Good in Bed begins with the female lead discovering that her ex-boyfriend wrote a “tell-all” article about sex with her. Candace, our heroine, is a large woman, and her ex tells all about the trials of a man who is with a large woman in a national woman’s magazine.
Candace’s pain at that revelation mirrors the pain that anyone would feel at such a betrayal. Candace’s betrayal has to do with her ex’s discussions of her issues with her weight, more than the discussions of their relationship. Most larger women (all that I know) have issues with their weight, and those are more private, more personal than sex issues. When Candace’s ex discusses this in a national magazine, it devastates Candace. (The ex uses “C” rather than her name, so only people who know her know it is her. So considerate of him, don’t you think?)

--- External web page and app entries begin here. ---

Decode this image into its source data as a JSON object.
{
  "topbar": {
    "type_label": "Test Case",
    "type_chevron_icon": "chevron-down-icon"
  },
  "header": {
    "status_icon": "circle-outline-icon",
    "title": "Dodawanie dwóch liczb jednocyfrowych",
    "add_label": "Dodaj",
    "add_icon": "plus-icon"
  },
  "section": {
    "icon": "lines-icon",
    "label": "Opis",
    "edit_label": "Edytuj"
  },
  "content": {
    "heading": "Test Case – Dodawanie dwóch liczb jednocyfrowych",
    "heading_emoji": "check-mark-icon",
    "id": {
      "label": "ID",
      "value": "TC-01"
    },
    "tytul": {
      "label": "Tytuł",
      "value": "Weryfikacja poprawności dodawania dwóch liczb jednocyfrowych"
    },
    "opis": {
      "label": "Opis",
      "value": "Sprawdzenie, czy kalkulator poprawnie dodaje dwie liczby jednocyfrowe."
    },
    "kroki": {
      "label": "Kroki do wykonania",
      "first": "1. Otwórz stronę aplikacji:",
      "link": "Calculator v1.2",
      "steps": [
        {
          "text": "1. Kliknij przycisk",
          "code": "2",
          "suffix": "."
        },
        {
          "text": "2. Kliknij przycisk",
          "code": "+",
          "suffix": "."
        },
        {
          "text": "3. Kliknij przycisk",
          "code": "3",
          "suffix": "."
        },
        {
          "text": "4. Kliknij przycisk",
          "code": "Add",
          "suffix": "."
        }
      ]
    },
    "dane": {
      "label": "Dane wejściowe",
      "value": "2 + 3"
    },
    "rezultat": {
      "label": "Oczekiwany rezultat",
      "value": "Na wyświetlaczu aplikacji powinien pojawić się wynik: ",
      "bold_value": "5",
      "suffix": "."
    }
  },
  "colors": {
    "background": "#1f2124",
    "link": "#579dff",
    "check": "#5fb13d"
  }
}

How Candace survives, and even thrives, is the tale. But I made it sound too serious; it is hilarious. Candace attends a clinical study on weight loss, and leads a revolt. She makes new and interesting friends. And she has a man from Hollywood tell her that there are no overweight actresses in Hollywood. She’s irreverent, and cynical, and sweet all at once. This was a wonderful book, with a heroine I’d like to know.